Etta Louise Ledger 1921


In about 1921, at the age of 5, my mother was put into an orphanage in Pasadena where my grandmother paid for her keep.

At around this time I think my grandmother decided to go ahead and live the life she wanted with her girlfriend Amy Irene Hoag. Amy was born in 1893 and lived until 1979. I believe Amy and Elma met through work in the bookbinding business. Amy and Elma were together from at least 1921 until Elma’s death in 1933. When I asked my mother once what happened to Amy after Elma died she said that she only saw her once and she wasn’t kind. My mother had had my brother in 1934 when she was only 18, took him to see Amy and it seems Amy didn’t approve.
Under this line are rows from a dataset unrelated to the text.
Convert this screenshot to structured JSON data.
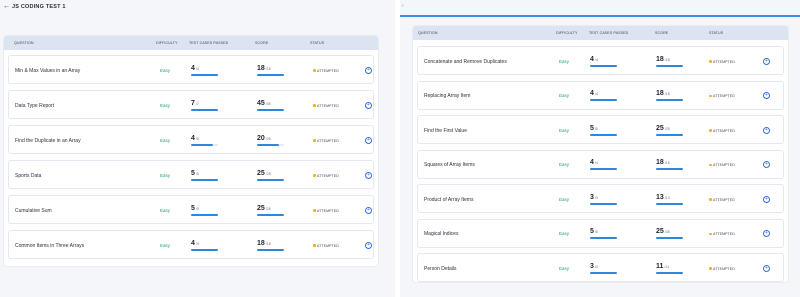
{
  "accent": "#2f86de",
  "header": {
    "back_icon": "arrow-left-icon",
    "title": "JS CODING TEST 1"
  },
  "columns": {
    "question": "QUESTION",
    "difficulty": "DIFFICULTY",
    "test_cases": "TEST CASES PASSED",
    "score": "SCORE",
    "status": "STATUS"
  },
  "left_rows": [
    {
      "question": "Min & Max Values in an Array",
      "difficulty": "Easy",
      "passed": "4",
      "total": "/4",
      "score": "18",
      "score_total": "/18",
      "progress": 1.0,
      "status": "ATTEMPTED"
    },
    {
      "question": "Data Type Report",
      "difficulty": "Easy",
      "passed": "7",
      "total": "/7",
      "score": "45",
      "score_total": "/45",
      "progress": 1.0,
      "status": "ATTEMPTED"
    },
    {
      "question": "Find the Duplicate in an Array",
      "difficulty": "Easy",
      "passed": "4",
      "total": "/5",
      "score": "20",
      "score_total": "/25",
      "progress": 0.8,
      "status": "ATTEMPTED"
    },
    {
      "question": "Sports Data",
      "difficulty": "Easy",
      "passed": "5",
      "total": "/5",
      "score": "25",
      "score_total": "/25",
      "progress": 1.0,
      "status": "ATTEMPTED"
    },
    {
      "question": "Cumulative Sum",
      "difficulty": "Easy",
      "passed": "5",
      "total": "/5",
      "score": "25",
      "score_total": "/25",
      "progress": 1.0,
      "status": "ATTEMPTED"
    },
    {
      "question": "Common Items in Three Arrays",
      "difficulty": "Easy",
      "passed": "4",
      "total": "/4",
      "score": "18",
      "score_total": "/18",
      "progress": 1.0,
      "status": "ATTEMPTED"
    }
  ],
  "right_rows": [
    {
      "question": "Concatenate and Remove Duplicates",
      "difficulty": "Easy",
      "passed": "4",
      "total": "/4",
      "score": "18",
      "score_total": "/18",
      "progress": 1.0,
      "status": "ATTEMPTED"
    },
    {
      "question": "Replacing Array Item",
      "difficulty": "Easy",
      "passed": "4",
      "total": "/4",
      "score": "18",
      "score_total": "/18",
      "progress": 1.0,
      "status": "ATTEMPTED"
    },
    {
      "question": "Find the First Value",
      "difficulty": "Easy",
      "passed": "5",
      "total": "/5",
      "score": "25",
      "score_total": "/25",
      "progress": 1.0,
      "status": "ATTEMPTED"
    },
    {
      "question": "Squares of Array Items",
      "difficulty": "Easy",
      "passed": "4",
      "total": "/4",
      "score": "18",
      "score_total": "/18",
      "progress": 1.0,
      "status": "ATTEMPTED"
    },
    {
      "question": "Product of Array Items",
      "difficulty": "Easy",
      "passed": "3",
      "total": "/3",
      "score": "13",
      "score_total": "/13",
      "progress": 1.0,
      "status": "ATTEMPTED"
    },
    {
      "question": "Magical Indices",
      "difficulty": "Easy",
      "passed": "5",
      "total": "/5",
      "score": "25",
      "score_total": "/25",
      "progress": 1.0,
      "status": "ATTEMPTED"
    },
    {
      "question": "Person Details",
      "difficulty": "Easy",
      "passed": "3",
      "total": "/3",
      "score": "11",
      "score_total": "/11",
      "progress": 1.0,
      "status": "ATTEMPTED"
    }
  ]
}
Times sure have changed, and for the better if you ask me!

Elma and Amy in the early 1920’s – I can just feel the love they had.
Elma, Amy and my mother Louise in about 1921

My mother lived in the orphanage from about the age of 5 to 12. She would come home some weekends and take trips with her mom Elma and Amy, they went to Catalina, the beach, Exposition park and to visit Amy’s family.
There are many pictures in my beloved photo album of my grandmother Elma with Amy and Louise but none with Elma’s family so I don’t believe they approved.

On her deathbed, in 2004, my mother said to me “Judy, you know my mother was……..” and I said “yes, mom, I know she was gay and that is ok, she was a brave woman.” and mom smiled and nodded her head.

My mother Louise, my grandmother Elma and her partner Amy taken 1932.
This would be their last picture taken together before Elma died in 1933.